Before this pandemic started, my 5-year old son was practicing baseball every week.
After one of the games, his coach awarded a “prize ball” to the best player for that game.
My son didn’t get it and when we came back home, he said “I wanted that ball!”
My husband and I explained to him that the other boy who had earned the best player ball had been working hard and practicing on a regular basis.
We explained to him that this is why the boy had done so well during the game and was able to win the “best player ball” after everything was over.
We thought that explanation would be a good lesson for him to understand the impact of creating a regular practice routine with discipline and dedication (something he had not yet done with his baseball practice).

However, my son looked at us a bit puzzled as we were explaining all this to him.
During those same weeks, I was getting ready to perform a piano recital and I was practicing every day with a lot of consistency.
My son knew that many times I’d have to defer to his dad when it came to playtime so that I could practice – and he’d not always like that.
I was gearing up for a concert so I was very focused and determined to prepare to the best of my ability. So, when it came time to help him further understand why he couldn’t get the best player ball for that day’s game, I shifted the context of the conversation to remind him of my practicing routine with the piano.
I told him, “Do you know how mommy is practicing every day preparing for her big concert? That is exactly the same thing that we are describing you need to do in order to get good at baseball. If you want to earn that best player ball, you need to practice baseball, just like mommy practices the piano, so that you get better at it each day.”

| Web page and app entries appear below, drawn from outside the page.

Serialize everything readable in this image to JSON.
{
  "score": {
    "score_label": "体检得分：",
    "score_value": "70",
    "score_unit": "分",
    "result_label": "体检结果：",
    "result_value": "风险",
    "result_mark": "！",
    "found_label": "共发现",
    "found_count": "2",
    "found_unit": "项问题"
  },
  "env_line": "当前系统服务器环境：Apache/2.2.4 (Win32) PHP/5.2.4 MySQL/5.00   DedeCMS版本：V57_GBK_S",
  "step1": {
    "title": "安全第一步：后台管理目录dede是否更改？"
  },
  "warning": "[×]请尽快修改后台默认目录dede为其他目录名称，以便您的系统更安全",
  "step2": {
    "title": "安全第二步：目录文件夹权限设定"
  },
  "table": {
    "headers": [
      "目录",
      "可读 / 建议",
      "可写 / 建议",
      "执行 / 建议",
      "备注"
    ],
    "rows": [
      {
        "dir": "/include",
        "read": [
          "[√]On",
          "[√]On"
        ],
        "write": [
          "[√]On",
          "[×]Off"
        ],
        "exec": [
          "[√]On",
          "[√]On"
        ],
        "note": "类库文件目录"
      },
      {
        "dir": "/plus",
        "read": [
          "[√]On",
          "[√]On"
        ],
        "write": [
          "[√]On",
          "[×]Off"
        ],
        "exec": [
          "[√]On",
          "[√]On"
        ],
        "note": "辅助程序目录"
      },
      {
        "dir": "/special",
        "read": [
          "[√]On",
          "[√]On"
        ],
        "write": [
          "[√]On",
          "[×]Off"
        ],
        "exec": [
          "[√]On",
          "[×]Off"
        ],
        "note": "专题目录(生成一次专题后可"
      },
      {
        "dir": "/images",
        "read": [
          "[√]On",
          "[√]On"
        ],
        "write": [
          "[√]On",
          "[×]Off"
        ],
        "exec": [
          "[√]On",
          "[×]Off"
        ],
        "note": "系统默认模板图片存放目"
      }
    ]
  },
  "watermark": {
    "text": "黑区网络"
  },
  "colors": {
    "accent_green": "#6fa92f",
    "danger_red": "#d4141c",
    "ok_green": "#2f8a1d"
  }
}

My son’s eyes immediately had a spark and I realized he totally understood what I was talking about.
Suddenly, it all made sense in his mind.
He can see me working behind a computer all day long, and this will not give him a sense of progressively working towards a goal of becoming better.
He can’t see the progress, he doesn’t understand what is going on.
But on an instrument? That is another thing completely!
By watching me practice, he can understand the concept of tenacity, persistence, discipline, commitment, dedication, and so much more. The best part is that I didn’t tell him about practicing in order to achieve excellence, I modeled it for him with my actions.
As a mother, I realized in that moment how valuable it can be to pursue artistic projects that require you to practice on a regular basis, and in this way, to let your actions teach your children.
Similarly, when it comes to my work as a business coach for musicians, the same concepts apply.
I’ve always enjoyed working with coaches who not only know about the things they coach but actually are actively doing these things.
From both the music as well as the business worlds, I’ve always strived to learn piano from active pianists and to learn business from active entrepreneurs.
As a mother, I feel that by making space for my artistic side and modeling the consistency and discipline of practicing and working towards improving my craft, then this is an incredibly valuable lesson for my children to follow in my footsteps.
No matter how much I can tell them about practicing and working towards achieving their goals, ultimately it will be my own actions and the example I set through the pursuit of my artistic projects and creative fulfillment that will teach my kids how to embrace these concepts.
As the saying goes, “you are what you do, not what you say you’ll do” (by Carl Gustav Jung).
Similarly, your kids will follow what you do, not what you say.
Why am I sharing this with you today?
Well, because I think the desire to build a business and a lifestyle that allows for you to have creative and artistic fulfillment at the core of your activities can not only make you a better person and professional, but it can also impact your parenting and your ability to model valuable learning and behavioral qualities for your kids.
The icing on the cake?
This artistic fulfillment and realization can also help you become a more compelling and inspiring musician-entrepreneur and draw people and opportunities to you.
It is because of this that I’ve designed my Musician’s Profit Umbrella blueprint in a way that deliberately makes space for women musicians and mothers to experience artistic fulfillment as part of their business and their overall lives.
I believe this is the best way to not only create a business, inspire your children and potential clients, but also to ultimately live an enriched, fulfilling, and impactful life.
If you’d like to explore how you too could reinvent your life and find ways to create space for artistic fulfillment, then I invite you to apply for my Musician’s Profit Umbrella Group Coaching Program, a transformational experience for women musicians to create new income without compromising their artistic dreams or family life.

The program is scheduled to begin on June 15th, 2020.
Spots are filling up quickly so I encourage you not to wait and apply soon (see link in comments). If you’ve already applied and have been invited to join, congratulations!
By the way, if you haven’t yet had a chance to catch up on last week’s “Musician’s Profit Umbrella” 5-day free training, you can still watch the training replays on my FB page here. I recommend you watch them soon before the videos are taken down. Here is what one of the training participants had to say about her experience in my training.
Looking forward to hearing from you. Click here to apply to the Musician’s Profit Umbrella Group Coaching Program!